The Book Publicity Blog

News, Tips, Trends and Miscellany for Book Publicists

Morning Brief — Monday, January 12

The ABCs 0f book publicity, from Build Buzz.

***

Cision reports that for the first time, more people get news from the Internet than from newspapers and lists the top 10 newspaper blog networks (excluding national newspapers like USA TODAY and the Wall Street Journal).

***

Apparently the micro-blogging site Twitter grew 752 percent in 2008 (which I found out when Mashable tweeted their story).  And lots o’ folks in the publishing industry are on Twitter (tip courtesy of a direct message — also on Twitter — from Amacom).  Yes, that Twitter is mighty useful.

January 12, 2009 Posted by | Blogs, Circ. / Hits / Ratings | , , , , | 1 Comment

Morning Brief — Thursday, November 20

Pretty much everyone working in publishing has heard of The Four-Hour Work Week, the catchily-titled book that made it to The New York Times bestseller list.  Some of you may also have heard that the book (and author Timothy Ferriss) made waves online.  Mashable talks with Ferriss about his online marketing efforts, which included reaching out bloggers as far as a year in advance of publication.  (I’ve sometimes been told not to contact bloggers too far ahead of time, I guess because bloggers and people who read blogs, well, just DON’T know how to preorder books online.  Or something.)

***

If you need to send large files (Powerpoint presentations or JPEGs, for example), Mashable reminds us we can use You Send It.

***

It seems we’re reading about layoffs in the newspaper / magazine business every day now.  Even Lucky, one of the most successful magazine debuts in recent years, has met its match.

***

Over in New Jersey, as I’m sure everyone has heard, the Newark Star-Ledger has been busy slashing its staff.  Editor & Publisher lists the names of journalists *not* taking buy outs.  Book editor Deborah Jerome-Cohen’s name was not on the list, so this may not bode well for us.

***

Not surprisingly, book coverage has really suffered from the downturn in the print business.  My company subscribes to Nexis / Lexis and our librarian has set up daily searches of reviews / mentions of all our imprints’ books.  I used to scroll through maybe 50 stories a day that mentioned our books.  For the past month or so, I don’t think I’ve seen more than 10 a day.

November 20, 2008 Posted by | Online Marketing, Reviews, Update Your Database | , , , , , , , , | 2 Comments

Social networking miscellany

What would you do if every time you got an email message you had to type in your account name and password and then you couldn’t see who the message was from or what it was about until you opened it?  How often would you check email?  Would you even bother checking it at all?

Sound ridiculous?  Think about this: I’ve just described a voicemail message.

***

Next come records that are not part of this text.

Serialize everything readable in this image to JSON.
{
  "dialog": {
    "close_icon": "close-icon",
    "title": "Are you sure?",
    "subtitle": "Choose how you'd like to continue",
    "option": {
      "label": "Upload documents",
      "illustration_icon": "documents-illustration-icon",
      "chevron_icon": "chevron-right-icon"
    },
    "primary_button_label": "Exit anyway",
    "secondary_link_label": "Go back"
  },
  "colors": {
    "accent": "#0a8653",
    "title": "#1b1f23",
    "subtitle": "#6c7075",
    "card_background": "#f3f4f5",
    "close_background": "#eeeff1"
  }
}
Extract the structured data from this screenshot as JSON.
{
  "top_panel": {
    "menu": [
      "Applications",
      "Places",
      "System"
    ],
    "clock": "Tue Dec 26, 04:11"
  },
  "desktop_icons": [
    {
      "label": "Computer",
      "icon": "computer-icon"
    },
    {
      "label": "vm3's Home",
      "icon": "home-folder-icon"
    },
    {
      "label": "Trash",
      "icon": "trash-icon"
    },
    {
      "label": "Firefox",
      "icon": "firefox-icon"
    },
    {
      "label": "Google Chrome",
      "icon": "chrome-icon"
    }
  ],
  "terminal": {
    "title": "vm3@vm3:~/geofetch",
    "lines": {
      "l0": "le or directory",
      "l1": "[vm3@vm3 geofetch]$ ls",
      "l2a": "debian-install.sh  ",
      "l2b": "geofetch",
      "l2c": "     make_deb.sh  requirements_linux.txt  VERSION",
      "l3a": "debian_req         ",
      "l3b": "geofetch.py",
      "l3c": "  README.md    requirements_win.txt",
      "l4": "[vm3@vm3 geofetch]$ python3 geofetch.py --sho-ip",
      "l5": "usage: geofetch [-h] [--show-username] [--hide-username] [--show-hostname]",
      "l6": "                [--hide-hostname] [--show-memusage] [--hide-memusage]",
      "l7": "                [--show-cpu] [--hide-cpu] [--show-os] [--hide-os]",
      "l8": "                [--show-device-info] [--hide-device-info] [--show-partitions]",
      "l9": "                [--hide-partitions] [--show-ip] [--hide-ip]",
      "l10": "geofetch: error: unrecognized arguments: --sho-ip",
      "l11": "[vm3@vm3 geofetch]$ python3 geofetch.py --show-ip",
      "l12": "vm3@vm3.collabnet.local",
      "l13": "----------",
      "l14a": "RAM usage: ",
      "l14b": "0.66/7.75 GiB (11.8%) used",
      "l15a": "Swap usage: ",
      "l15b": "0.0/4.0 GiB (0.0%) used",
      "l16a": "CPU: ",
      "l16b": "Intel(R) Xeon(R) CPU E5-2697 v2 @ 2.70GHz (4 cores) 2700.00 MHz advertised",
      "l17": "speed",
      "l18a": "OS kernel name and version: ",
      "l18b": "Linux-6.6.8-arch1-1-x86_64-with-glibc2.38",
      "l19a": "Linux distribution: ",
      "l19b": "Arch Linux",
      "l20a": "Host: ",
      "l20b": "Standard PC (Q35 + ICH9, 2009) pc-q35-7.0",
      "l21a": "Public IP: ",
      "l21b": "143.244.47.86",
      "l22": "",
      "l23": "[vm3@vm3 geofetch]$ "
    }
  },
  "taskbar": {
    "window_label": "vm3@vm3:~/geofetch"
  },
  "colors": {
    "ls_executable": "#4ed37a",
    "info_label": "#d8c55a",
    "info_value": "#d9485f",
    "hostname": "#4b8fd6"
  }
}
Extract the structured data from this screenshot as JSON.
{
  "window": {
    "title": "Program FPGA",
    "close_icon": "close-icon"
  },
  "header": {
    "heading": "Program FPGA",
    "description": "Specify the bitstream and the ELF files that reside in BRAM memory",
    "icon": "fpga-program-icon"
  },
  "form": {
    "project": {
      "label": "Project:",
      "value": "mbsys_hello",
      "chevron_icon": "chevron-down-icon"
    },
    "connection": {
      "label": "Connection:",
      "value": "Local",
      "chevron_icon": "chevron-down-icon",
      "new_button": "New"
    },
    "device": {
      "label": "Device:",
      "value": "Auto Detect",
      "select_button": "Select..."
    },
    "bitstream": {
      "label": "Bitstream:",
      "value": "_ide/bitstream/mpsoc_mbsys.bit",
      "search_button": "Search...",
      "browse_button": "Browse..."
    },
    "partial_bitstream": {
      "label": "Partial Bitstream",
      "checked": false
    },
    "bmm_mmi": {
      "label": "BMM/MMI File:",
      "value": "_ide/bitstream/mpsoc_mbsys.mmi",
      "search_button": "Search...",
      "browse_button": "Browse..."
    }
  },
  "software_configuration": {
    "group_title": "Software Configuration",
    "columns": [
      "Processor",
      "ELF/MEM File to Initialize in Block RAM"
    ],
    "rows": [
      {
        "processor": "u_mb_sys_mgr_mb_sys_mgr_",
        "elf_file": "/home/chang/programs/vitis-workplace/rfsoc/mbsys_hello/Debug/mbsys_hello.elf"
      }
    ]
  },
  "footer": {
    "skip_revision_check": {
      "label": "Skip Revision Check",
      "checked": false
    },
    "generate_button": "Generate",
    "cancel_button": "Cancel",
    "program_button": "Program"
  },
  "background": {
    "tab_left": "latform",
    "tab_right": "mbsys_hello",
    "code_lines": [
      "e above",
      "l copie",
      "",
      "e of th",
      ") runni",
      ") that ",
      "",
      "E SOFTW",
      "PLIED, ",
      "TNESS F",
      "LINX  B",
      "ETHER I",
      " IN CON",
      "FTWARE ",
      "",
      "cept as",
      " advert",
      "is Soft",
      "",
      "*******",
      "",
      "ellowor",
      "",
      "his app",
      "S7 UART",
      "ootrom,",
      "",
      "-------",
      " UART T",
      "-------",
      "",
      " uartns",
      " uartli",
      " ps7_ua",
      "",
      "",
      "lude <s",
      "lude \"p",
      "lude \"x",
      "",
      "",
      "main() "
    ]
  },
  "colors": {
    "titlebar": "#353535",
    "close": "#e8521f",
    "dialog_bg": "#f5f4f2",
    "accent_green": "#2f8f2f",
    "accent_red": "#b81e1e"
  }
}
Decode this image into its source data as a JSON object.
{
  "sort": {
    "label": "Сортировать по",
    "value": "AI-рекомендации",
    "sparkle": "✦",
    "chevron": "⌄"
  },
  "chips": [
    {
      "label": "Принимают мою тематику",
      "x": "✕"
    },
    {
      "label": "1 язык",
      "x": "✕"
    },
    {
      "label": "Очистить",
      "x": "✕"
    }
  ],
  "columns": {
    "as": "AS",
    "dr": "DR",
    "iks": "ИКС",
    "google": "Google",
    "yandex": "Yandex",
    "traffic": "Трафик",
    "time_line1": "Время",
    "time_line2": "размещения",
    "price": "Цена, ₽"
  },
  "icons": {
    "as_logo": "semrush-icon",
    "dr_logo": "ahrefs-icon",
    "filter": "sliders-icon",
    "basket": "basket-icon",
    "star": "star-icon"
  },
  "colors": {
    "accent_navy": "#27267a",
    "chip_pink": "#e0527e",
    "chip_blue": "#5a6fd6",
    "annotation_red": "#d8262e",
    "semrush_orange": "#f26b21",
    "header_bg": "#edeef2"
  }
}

Catching Flack posts about whether or not one should change one’s social networking profile, particularly as one graduates from college and enters the working world.  Not really a consideration for yours truly since we didn’t have social networks when I was in college (mostly on account of the Internet having just being invented), but this situation also applies to authors who already have social networking profiles when their books come out — should an author use their existing profile which may be limited to (mostly) “real” friends and family or should they create a new profile dedicated to the public / readers?  For authors who choose to create separate profiles, keep in mind that you can create more than one profile with the same name (obviously, given the number of different people with the same name) although you will need to use a different email address for each profile.  Most social networking sites allow you to set different levels of privacy so you could have one profile, for example, that is not searchable / only searchable by friends of existing friends and one profile that can be found by anyone.

***

Mashable posts some considerations for navigating the social media world (like not writing on your own Facebook wall or feeling the need to respond to all negative comments).

***

Gosh, darn: apparently Friendster has blogs now, according to fishbowlNY.  (I just logged in to my Friendster account to see how many of my friends were still active — of 66 friends, nine had logged in … since July.)

October 23, 2008 Posted by | Social Networking | , , , , , | Leave a comment

Morning Brief — May 8, 2008

Mashable reports that FORA.tv (sort of C-SPAN online) has managed to secure a few mil in funding.  What this means for us is that FORA is likely to stick around — and cover our authors — for a while yet (at least until they burn through this latest pile of cash).

***

Since we’re all now staking our claim online — whether individually or corporately — it probably behooves us to give a little thought to what we post online and how it appears.  ReadWriteWeb talks about how we read online.  Apparently, research shows that online reading habits are similar to how I used to “read” (in other words, skim) in college.  So that means if I write a really long blog post, you won’t read it.  Or something.

***

A lot of marketing departments reach out to book groups.  Booklist’s Book Group Buzz blog lists some sites that feature online reading guides. 

 ***

Ever booked an author on “Connie Martinson Talks Books”?  Methinks pretty much yes if you’ve ever sent an author to L.A.  LA Observed reports that she has donated her interviews to Claremont University.

May 8, 2008 Posted by | Miscellaneous, Reading Groups | , , , , , , , , | 1 Comment